What if Christ Had Not Been Born?

        How did December 25 gain its Christian emphasis?  Evidently, sometime during the early fourth century, Christians began searching for the proper day to celebrate Christ's birth. Some churches had been celebrating Jesus' birth on January 6, others April 20, May 20, March 29, and September 29.  Finally so much confusion reigned that Saint Cyril, bishop of Jerusalem, about the middle of the fourth century, inquired of the Roman bishop, Julius, regarding the correct date.

        Julius wrote Cyril and reported that he personally favored December 25.  Obviously refusing to accept this date as valid, Cyril and the Jerusalem church continued celebrating the event for many years on January 6.

        In A.D. 354, two years following the end of Saint Julius' reign, the new Roman Bishop, Liberius, ordered all his people to celebrate December 25 as the correct day of Christ's birth.  With the passage of time this date became the more popular and was soon adopted by most of Christendom.

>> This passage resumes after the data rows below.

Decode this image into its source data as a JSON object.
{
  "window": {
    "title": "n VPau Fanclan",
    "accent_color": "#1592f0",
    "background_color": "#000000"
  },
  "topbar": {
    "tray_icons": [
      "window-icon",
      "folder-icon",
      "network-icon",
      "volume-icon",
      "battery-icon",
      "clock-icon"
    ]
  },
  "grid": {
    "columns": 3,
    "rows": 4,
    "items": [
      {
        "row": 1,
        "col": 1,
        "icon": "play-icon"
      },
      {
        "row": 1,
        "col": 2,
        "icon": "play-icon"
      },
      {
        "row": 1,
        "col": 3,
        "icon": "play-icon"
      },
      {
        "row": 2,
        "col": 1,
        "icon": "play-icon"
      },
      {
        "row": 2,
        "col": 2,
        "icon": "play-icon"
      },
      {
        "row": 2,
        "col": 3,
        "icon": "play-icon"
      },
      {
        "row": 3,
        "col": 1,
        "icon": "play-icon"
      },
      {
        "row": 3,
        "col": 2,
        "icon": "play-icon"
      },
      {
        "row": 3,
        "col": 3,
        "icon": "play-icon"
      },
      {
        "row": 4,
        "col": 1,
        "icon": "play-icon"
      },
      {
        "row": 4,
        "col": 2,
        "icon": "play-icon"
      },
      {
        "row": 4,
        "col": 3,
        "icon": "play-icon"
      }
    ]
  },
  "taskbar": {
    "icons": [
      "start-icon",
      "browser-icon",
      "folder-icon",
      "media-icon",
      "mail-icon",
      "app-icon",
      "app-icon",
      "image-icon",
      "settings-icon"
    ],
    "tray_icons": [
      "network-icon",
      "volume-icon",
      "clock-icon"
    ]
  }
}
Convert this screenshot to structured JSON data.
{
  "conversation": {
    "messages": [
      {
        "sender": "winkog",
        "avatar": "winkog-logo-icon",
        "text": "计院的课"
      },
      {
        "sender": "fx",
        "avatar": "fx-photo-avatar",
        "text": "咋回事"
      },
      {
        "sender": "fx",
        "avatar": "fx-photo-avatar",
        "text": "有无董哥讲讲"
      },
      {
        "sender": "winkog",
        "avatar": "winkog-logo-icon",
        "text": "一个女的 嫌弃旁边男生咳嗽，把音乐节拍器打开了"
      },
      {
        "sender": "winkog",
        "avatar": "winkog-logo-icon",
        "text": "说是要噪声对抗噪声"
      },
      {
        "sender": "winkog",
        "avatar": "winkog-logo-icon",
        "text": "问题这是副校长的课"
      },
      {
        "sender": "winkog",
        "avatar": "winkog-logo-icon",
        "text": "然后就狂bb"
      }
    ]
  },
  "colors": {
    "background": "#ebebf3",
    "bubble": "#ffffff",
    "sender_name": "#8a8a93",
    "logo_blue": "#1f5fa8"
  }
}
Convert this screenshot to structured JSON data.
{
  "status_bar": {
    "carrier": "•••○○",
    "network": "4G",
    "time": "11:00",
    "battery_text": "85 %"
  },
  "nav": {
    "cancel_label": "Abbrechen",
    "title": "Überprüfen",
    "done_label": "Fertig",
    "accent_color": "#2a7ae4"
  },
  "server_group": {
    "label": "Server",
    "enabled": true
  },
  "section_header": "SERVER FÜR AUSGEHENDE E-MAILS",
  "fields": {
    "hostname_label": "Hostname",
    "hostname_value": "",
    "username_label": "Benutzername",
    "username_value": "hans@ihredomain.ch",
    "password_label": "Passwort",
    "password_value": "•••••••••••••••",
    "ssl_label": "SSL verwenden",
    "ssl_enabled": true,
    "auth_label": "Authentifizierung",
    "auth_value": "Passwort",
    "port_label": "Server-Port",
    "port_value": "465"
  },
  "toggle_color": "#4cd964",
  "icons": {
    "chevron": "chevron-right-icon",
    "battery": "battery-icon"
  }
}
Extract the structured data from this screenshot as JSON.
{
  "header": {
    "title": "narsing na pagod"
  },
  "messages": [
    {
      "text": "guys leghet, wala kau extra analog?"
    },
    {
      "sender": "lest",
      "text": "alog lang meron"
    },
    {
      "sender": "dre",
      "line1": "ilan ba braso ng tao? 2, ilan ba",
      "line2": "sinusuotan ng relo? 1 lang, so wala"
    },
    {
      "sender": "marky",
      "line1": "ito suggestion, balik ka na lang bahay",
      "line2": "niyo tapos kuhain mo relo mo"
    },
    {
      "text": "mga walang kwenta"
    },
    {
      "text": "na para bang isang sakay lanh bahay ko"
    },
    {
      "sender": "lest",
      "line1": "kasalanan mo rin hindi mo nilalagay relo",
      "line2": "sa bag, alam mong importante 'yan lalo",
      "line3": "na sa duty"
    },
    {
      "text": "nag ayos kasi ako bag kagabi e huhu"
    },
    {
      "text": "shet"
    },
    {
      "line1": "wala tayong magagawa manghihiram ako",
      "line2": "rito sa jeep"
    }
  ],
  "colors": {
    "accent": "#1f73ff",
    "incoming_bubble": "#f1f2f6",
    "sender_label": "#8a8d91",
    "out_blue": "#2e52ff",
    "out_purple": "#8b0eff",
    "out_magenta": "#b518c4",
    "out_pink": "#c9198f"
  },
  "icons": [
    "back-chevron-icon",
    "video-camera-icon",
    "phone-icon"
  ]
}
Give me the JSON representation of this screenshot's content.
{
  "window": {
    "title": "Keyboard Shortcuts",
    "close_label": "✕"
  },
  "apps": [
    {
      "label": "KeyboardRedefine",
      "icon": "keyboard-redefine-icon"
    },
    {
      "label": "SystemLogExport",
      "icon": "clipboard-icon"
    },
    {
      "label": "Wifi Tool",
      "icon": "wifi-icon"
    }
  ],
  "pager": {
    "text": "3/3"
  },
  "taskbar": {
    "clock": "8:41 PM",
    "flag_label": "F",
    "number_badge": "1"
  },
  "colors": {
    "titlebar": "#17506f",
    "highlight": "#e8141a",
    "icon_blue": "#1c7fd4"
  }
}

        This information is interesting, but I often wondered what it would be like had Christ not taken human form as a child, born of a woman. It might go something like this story.

        A striking Christmas card was once published with the title "If Christ Had Not Come".  It was founded upon our Savior's words "If I had not come."  The card represented a pastor's falling into a short sleep in his study on Christmas morning and dreaming of a world into which Jesus had never come.

        In his dream he found himself looking through his home, but there were no little stockings in the chimney corner, no Christmas bells or wreaths of holly, and no Christ to comfort, gladden and save.  He walked out to the street, but there was no church with its spire pointing to Heaven.  He came back and sat down in his library, but every book about the Savior had disappeared.

        The doorbell rang and a messenger asked the preacher to visit his poor, dying mother.  He hastened with the weeping child and as he reached the home he sat down and said, "I have something here that will comfort you."   He opened his Bible to look for a familiar promise, but it ended with Malachi.  There was no Gospel and no promise of hope and salvation, and he could only bow his head and weep with her in bitter despair.

        Two days later he stood beside her coffin and conducted the funeral service. There was no message of consolation, no hope of heaven.

        Let us all remember this Christmas that God took a giant leap down to come be our Savior.  God is so gracious and loving to so, so that we can be to others what God is to us; hope in a broken world.  Have a blessed Christmas Season. 

By God’s Grace, Pastor